## Task brief:
Could you copy out all the lines in the material below where the word "content" occurs?

[Start of section]

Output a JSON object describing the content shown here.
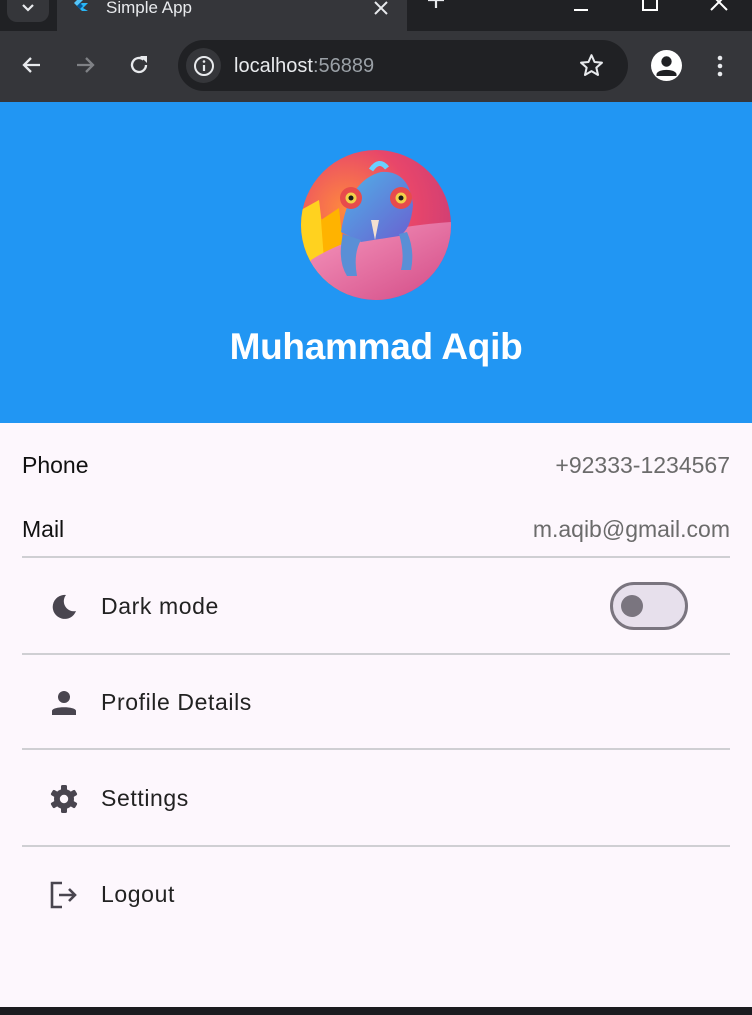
{
  "browser": {
    "tab_title": "Simple App",
    "url_host": "localhost",
    "url_port": ":56889"
  },
  "profile": {
    "name": "Muhammad Aqib"
  },
  "info": {
    "phone_label": "Phone",
    "phone_value": "+92333-1234567",
    "mail_label": "Mail",
    "mail_value": "m.aqib@gmail.com"
  },
  "menu": {
    "dark_mode_label": "Dark mode",
    "dark_mode_on": false,
    "profile_details_label": "Profile Details",
    "settings_label": "Settings",
    "logout_label": "Logout"
  },
  "colors": {
    "header": "#2196f3",
    "background": "#fdf7fd",
    "browser_dark": "#202124"
  },
  "icons": [
    "chevron-down-icon",
    "flutter-icon",
    "close-icon",
    "plus-icon",
    "minimize-icon",
    "maximize-icon",
    "back-arrow-icon",
    "forward-arrow-icon",
    "reload-icon",
    "info-icon",
    "star-icon",
    "account-icon",
    "more-vert-icon",
    "moon-icon",
    "person-icon",
    "gear-icon",
    "logout-icon"
  ]
}
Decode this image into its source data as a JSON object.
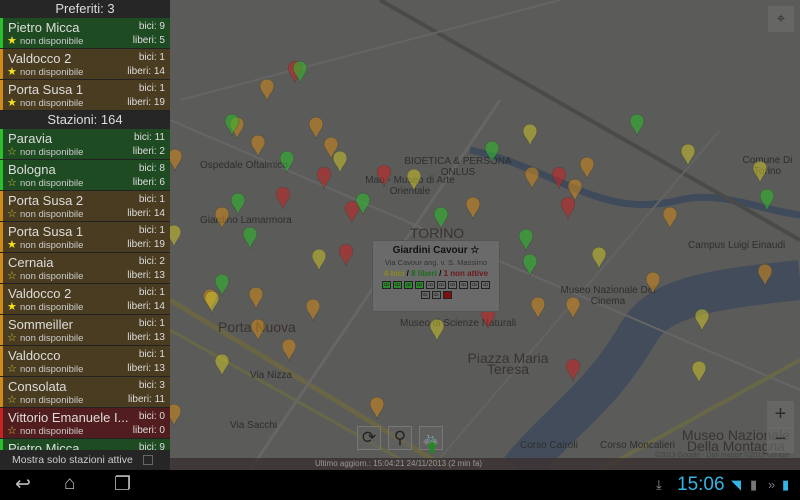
{
  "favorites": {
    "header": "Preferiti: 3",
    "items": [
      {
        "name": "Pietro Micca",
        "status": "non disponibile",
        "bici": "bici: 9",
        "liberi": "liberi: 5",
        "state": "g",
        "fav": true
      },
      {
        "name": "Valdocco 2",
        "status": "non disponibile",
        "bici": "bici: 1",
        "liberi": "liberi: 14",
        "state": "o",
        "fav": true
      },
      {
        "name": "Porta Susa 1",
        "status": "non disponibile",
        "bici": "bici: 1",
        "liberi": "liberi: 19",
        "state": "o",
        "fav": true
      }
    ]
  },
  "stations": {
    "header": "Stazioni: 164",
    "items": [
      {
        "name": "Paravia",
        "status": "non disponibile",
        "bici": "bici: 11",
        "liberi": "liberi: 2",
        "state": "g",
        "fav": false
      },
      {
        "name": "Bologna",
        "status": "non disponibile",
        "bici": "bici: 8",
        "liberi": "liberi: 6",
        "state": "g",
        "fav": false
      },
      {
        "name": "Porta Susa 2",
        "status": "non disponibile",
        "bici": "bici: 1",
        "liberi": "liberi: 14",
        "state": "o",
        "fav": false
      },
      {
        "name": "Porta Susa 1",
        "status": "non disponibile",
        "bici": "bici: 1",
        "liberi": "liberi: 19",
        "state": "o",
        "fav": true
      },
      {
        "name": "Cernaia",
        "status": "non disponibile",
        "bici": "bici: 2",
        "liberi": "liberi: 13",
        "state": "o",
        "fav": false
      },
      {
        "name": "Valdocco 2",
        "status": "non disponibile",
        "bici": "bici: 1",
        "liberi": "liberi: 14",
        "state": "o",
        "fav": true
      },
      {
        "name": "Sommeiller",
        "status": "non disponibile",
        "bici": "bici: 1",
        "liberi": "liberi: 13",
        "state": "o",
        "fav": false
      },
      {
        "name": "Valdocco",
        "status": "non disponibile",
        "bici": "bici: 1",
        "liberi": "liberi: 13",
        "state": "o",
        "fav": false
      },
      {
        "name": "Consolata",
        "status": "non disponibile",
        "bici": "bici: 3",
        "liberi": "liberi: 11",
        "state": "o",
        "fav": false
      },
      {
        "name": "Vittorio Emanuele I...",
        "status": "non disponibile",
        "bici": "bici: 0",
        "liberi": "liberi: 0",
        "state": "r",
        "fav": false
      },
      {
        "name": "Pietro Micca",
        "status": "",
        "bici": "bici: 9",
        "liberi": "",
        "state": "g",
        "fav": true
      }
    ]
  },
  "active_only_label": "Mostra solo stazioni attive",
  "popup": {
    "title": "Giardini Cavour",
    "address": "Via Cavour ang. v. S. Massimo",
    "bici": "4 bici",
    "liberi": "8 liberi",
    "sep": "/",
    "non_attive": "1 non attive",
    "slots": [
      "bike",
      "bike",
      "bike",
      "bike",
      "free",
      "free",
      "free",
      "free",
      "free",
      "free",
      "free",
      "free",
      "broken"
    ]
  },
  "last_update": "Ultimo aggiorn.: 15:04:21 24/11/2013 (2 min fa)",
  "copyright": "©2013 Google - Dati mappe ©2013 Google",
  "map_labels": [
    "Ospedale Oftalmico",
    "BIOETICA & PERSONA ONLUS",
    "Mao - Museo di Arte Orientale",
    "Giardino Lamarmora",
    "TORINO",
    "Porta Nuova",
    "Museo di Scienze Naturali",
    "Piazza Maria Teresa",
    "Museo Nazionale Del Cinema",
    "Campus Luigi Einaudi",
    "Comune Di Torino",
    "Via Nizza",
    "Corso Cairoli",
    "Corso Moncalieri",
    "Museo Nazionale Della Montagna",
    "Via Sacchi"
  ],
  "colors": {
    "green": "#2bbf2b",
    "orange": "#d08a1a",
    "red": "#c82323",
    "yellow": "#c8c22a",
    "accent": "#33b5e5"
  },
  "clock": "15:06"
}
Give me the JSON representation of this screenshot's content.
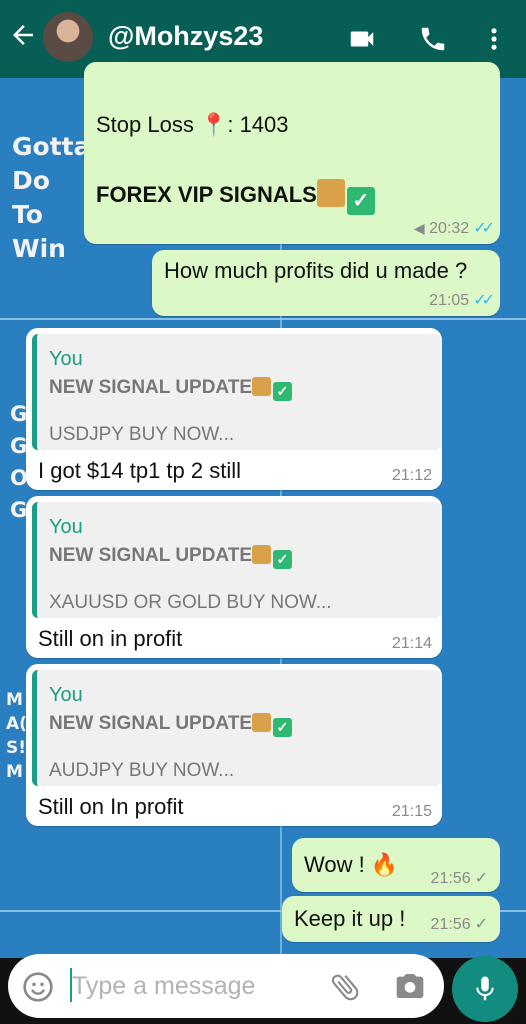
{
  "header": {
    "contact_name": "@Mohzys23"
  },
  "wallpaper": {
    "gotta_lines": [
      "Gotta",
      "Do",
      "To",
      "Win"
    ],
    "g_lines": [
      "G",
      "G",
      "O",
      "G"
    ],
    "m_lines": [
      "M",
      "A(",
      "S!",
      "M"
    ]
  },
  "messages": {
    "m1": {
      "line1": "Stop Loss 📍: 1403",
      "line2": "FOREX VIP SIGNALS",
      "time": "20:32"
    },
    "m2": {
      "text": "How much profits did u made ?",
      "time": "21:05"
    },
    "m3": {
      "quote_author": "You",
      "quote_title": "NEW SIGNAL UPDATE",
      "quote_body": "USDJPY BUY NOW...",
      "text": "I got $14 tp1 tp 2 still",
      "time": "21:12"
    },
    "m4": {
      "quote_author": "You",
      "quote_title": "NEW SIGNAL UPDATE",
      "quote_body": "XAUUSD OR GOLD BUY NOW...",
      "text": "Still on in profit",
      "time": "21:14"
    },
    "m5": {
      "quote_author": "You",
      "quote_title": "NEW SIGNAL UPDATE",
      "quote_body": "AUDJPY BUY NOW...",
      "text": "Still on In profit",
      "time": "21:15"
    },
    "m6": {
      "text": "Wow ! 🔥",
      "time": "21:56"
    },
    "m7": {
      "text": "Keep it up !",
      "time": "21:56"
    }
  },
  "composer": {
    "placeholder": "Type a message"
  },
  "icons": [
    "back-arrow-icon",
    "avatar",
    "video-call-icon",
    "phone-icon",
    "more-options-icon",
    "emoji-icon",
    "attach-icon",
    "camera-icon",
    "mic-icon"
  ],
  "colors": {
    "header": "#075e54",
    "outgoing_bubble": "#dcf8c6",
    "incoming_bubble": "#ffffff",
    "quote_accent": "#1a9e86",
    "read_ticks": "#34b7f1",
    "mic_button": "#128c7e"
  }
}
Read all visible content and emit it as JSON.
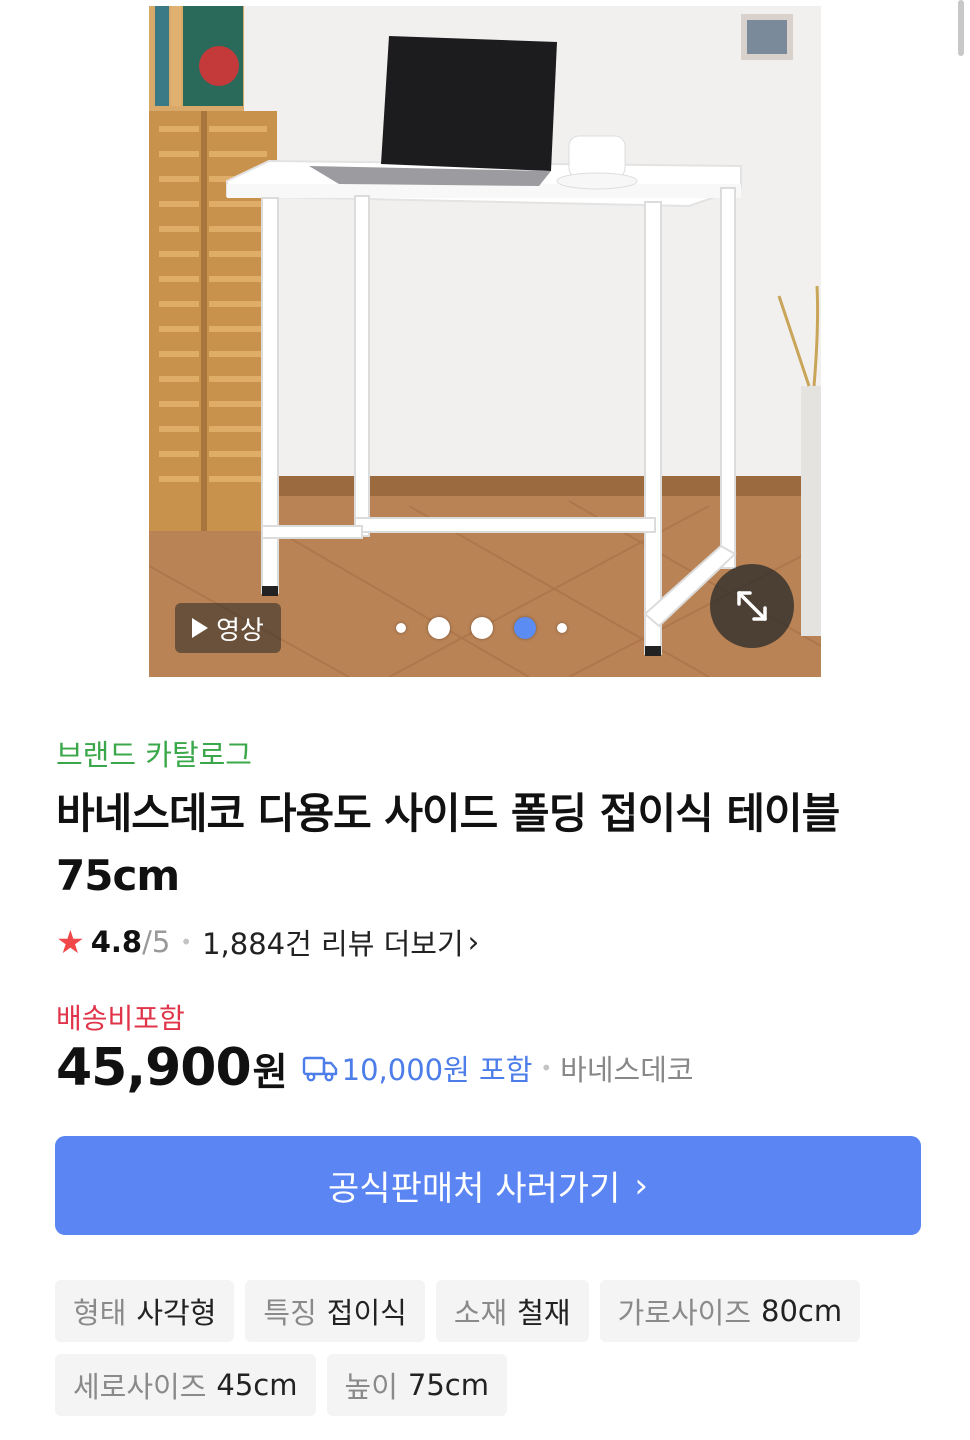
{
  "gallery": {
    "video_label": "영상",
    "slide_count": 5,
    "active_index": 3
  },
  "product": {
    "brand_catalog": "브랜드 카탈로그",
    "title": "바네스데코 다용도 사이드 폴딩 접이식 테이블 75cm",
    "rating": {
      "score": "4.8",
      "out_of": "/5",
      "separator": "•",
      "reviews": "1,884건 리뷰 더보기",
      "reviews_chevron": "›"
    },
    "shipping_label": "배송비포함",
    "price": "45,900",
    "currency": "원",
    "shipping_fee": "10,000원 포함",
    "seller_separator": "•",
    "seller": "바네스데코"
  },
  "buy_button": {
    "label": "공식판매처 사러가기",
    "chevron": "›"
  },
  "specs": [
    {
      "key": "형태",
      "value": "사각형"
    },
    {
      "key": "특징",
      "value": "접이식"
    },
    {
      "key": "소재",
      "value": "철재"
    },
    {
      "key": "가로사이즈",
      "value": "80cm"
    },
    {
      "key": "세로사이즈",
      "value": "45cm"
    },
    {
      "key": "높이",
      "value": "75cm"
    }
  ],
  "colors": {
    "accent": "#5b85f2",
    "brand_green": "#3aa84a",
    "sale_red": "#e0344a",
    "star": "#f04848",
    "shipping_blue": "#4c7de8"
  }
}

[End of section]

## Worked solution:
Output a JSON object describing the content shown here.
Give me the JSON representation of this screenshot's content.
Read all visible content and emit it as JSON.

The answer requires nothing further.